Mark Pinsent

18 September 2015

Through the contacts and tenacity of Metia's top-notch earned media team, I was lucky enough to spend some time chatting to Matthew Wallat the BBC yesterday, and he was kind enough to include some of my comments in his piece on the BBC site.

The subject was the rise of ad blocking software and apps, and the impact of them on digital advertising (and, as a result, the future of those sites that rely on the revenue from it). Ad blockers do exactly what they say on the tin: allowing consumers to view online content without being presented with a plethora of targeted digital advertisements. The most advanced claim to be able to block ads on any type of website or social network. 

The use of ad blockers is expoding: as The Verge reports today, ad blockers have surged to the top of the app store charts. It's big business, and a huge issue for ad revenue-based business models. As I say in Matthew's piece, give consumers a way to block ads and they'll take it. But consumers understandably want to have their cake and eat it too. They want free websites with great functionality and content, but they don't want to be disturbed by the ads that fund them. That's unsustainable (and this piece, also from The Verge, is excellent on the subject).

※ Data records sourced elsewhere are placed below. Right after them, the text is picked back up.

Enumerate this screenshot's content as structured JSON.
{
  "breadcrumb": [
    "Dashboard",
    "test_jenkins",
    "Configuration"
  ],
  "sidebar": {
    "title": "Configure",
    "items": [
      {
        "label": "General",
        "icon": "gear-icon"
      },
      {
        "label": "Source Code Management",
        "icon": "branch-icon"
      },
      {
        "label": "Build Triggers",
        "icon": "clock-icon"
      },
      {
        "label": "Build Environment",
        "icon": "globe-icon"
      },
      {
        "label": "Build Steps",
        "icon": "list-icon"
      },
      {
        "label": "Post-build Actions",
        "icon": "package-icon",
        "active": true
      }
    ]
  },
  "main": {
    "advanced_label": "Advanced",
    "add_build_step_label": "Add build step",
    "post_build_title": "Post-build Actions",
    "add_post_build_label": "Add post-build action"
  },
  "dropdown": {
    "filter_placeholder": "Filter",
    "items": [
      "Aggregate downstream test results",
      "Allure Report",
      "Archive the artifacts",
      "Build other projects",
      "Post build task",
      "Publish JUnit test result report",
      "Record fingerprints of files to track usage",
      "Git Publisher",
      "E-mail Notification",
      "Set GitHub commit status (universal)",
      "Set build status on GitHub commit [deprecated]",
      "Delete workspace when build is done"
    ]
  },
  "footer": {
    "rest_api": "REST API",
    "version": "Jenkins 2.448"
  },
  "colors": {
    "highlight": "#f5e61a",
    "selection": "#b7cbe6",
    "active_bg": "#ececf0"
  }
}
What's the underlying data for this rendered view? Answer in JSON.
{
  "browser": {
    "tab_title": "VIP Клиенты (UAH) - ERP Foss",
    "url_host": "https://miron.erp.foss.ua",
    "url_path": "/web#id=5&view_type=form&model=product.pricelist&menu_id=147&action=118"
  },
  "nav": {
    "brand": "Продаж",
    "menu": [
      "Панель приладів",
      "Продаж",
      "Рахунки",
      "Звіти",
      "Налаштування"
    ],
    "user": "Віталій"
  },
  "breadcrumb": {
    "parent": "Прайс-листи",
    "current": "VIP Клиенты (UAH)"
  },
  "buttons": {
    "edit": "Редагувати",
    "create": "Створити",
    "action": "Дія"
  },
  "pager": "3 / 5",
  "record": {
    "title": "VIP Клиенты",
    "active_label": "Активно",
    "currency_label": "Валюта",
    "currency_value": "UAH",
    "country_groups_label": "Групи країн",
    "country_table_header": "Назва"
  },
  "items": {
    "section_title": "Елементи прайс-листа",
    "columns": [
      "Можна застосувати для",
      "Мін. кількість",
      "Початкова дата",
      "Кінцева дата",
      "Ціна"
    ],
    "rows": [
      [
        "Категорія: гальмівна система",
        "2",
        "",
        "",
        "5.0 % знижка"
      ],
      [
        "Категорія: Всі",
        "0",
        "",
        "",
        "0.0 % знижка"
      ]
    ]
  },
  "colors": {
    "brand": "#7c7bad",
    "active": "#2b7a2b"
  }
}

Metia's clients are the companies and brands that want to have their messages reach their target audiences (generally, in our case, business rather than consumer audiences). So you may be thinking that we also see ad blockers as a huge issue to our clients and therefore a risk to our business. But that's not really the case.

As ad blocking technology's use increases and becomes more sophisticated, more companies are going to be looking at alternative ways of getting their messages to the audience. I fully expect this to result in an increased focus on marketing through content that has genuine use to the audience, and delivering it to people in a highly-targeted way. Which is right up our street.

People say that they don't like being marketed to. I don't believe that (which kinda comes with the territory!) What people don't like is bad marketing: irrelevant, low-quality, poorly-targeted, overly interruptive.

I love the fact that consumers are becoming more sophisticated in filtering the marketing that reaches their eyes. It leaves more space for the smart stuff to occupy.